--- Activity ---
Every line of the entries below that carries the string "What" should be copied.

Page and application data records
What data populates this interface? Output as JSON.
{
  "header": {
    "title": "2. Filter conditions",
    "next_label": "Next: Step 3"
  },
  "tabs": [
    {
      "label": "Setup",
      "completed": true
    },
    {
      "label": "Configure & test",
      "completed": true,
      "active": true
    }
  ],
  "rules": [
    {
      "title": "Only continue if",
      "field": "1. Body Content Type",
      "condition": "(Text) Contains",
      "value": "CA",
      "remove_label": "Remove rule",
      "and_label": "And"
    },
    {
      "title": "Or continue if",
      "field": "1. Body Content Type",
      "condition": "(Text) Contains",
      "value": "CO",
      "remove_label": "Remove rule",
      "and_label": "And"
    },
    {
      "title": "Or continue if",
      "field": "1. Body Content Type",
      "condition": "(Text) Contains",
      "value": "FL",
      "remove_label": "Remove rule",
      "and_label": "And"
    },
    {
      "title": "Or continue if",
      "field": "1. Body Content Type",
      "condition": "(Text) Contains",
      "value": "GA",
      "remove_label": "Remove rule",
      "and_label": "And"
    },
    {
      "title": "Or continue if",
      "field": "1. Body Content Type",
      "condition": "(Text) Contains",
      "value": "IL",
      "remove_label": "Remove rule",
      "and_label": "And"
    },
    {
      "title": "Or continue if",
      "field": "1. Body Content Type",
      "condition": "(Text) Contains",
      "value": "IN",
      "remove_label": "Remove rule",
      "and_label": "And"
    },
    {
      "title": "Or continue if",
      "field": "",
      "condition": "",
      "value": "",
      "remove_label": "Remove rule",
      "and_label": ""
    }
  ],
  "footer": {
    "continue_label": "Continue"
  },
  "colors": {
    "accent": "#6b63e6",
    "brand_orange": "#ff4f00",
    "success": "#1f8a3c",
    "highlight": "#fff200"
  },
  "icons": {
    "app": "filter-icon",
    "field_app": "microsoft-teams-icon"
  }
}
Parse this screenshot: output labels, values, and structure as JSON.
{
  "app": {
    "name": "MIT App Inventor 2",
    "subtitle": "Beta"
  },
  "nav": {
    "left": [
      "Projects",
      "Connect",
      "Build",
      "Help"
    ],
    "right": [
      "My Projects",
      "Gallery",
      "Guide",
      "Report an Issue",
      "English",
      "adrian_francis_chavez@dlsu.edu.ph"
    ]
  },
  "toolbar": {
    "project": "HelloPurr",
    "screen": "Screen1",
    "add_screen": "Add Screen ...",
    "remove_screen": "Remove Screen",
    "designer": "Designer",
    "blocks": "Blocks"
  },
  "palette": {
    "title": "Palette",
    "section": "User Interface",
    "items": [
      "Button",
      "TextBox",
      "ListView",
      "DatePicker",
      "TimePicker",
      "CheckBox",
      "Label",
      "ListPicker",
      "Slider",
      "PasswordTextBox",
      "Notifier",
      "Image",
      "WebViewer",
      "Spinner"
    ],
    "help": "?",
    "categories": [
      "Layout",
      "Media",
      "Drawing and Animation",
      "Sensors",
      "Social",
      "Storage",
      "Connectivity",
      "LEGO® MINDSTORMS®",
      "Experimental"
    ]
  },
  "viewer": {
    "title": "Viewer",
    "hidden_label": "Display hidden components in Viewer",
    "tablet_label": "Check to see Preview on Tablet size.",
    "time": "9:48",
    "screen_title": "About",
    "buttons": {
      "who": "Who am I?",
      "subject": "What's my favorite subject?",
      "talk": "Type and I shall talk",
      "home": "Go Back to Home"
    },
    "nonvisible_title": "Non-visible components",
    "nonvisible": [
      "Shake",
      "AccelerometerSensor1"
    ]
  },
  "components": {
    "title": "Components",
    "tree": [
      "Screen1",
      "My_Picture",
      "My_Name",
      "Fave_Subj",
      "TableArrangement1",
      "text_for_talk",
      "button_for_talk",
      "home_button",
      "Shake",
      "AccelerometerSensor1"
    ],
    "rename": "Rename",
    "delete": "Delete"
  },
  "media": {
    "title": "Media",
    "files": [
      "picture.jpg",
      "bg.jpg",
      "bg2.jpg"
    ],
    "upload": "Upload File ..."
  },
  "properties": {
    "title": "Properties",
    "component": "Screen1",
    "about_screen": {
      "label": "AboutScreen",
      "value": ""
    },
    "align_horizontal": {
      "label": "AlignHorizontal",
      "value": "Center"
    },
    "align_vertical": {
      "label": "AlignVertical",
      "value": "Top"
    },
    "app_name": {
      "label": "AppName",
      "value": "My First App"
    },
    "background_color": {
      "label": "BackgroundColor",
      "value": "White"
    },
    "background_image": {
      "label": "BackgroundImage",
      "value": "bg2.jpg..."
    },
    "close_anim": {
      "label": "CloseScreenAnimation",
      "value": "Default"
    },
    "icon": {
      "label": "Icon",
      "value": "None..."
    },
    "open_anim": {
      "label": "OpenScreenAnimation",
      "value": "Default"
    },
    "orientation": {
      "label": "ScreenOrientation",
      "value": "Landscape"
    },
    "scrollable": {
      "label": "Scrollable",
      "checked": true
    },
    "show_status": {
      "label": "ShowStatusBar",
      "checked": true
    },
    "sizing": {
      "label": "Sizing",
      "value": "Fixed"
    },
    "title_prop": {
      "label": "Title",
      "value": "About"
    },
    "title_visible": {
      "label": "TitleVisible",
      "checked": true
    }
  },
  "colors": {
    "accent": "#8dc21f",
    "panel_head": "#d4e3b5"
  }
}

--- Exercise solution ---
What data populates this interface? Output as JSON.
      "subject": "What's my favorite subject?",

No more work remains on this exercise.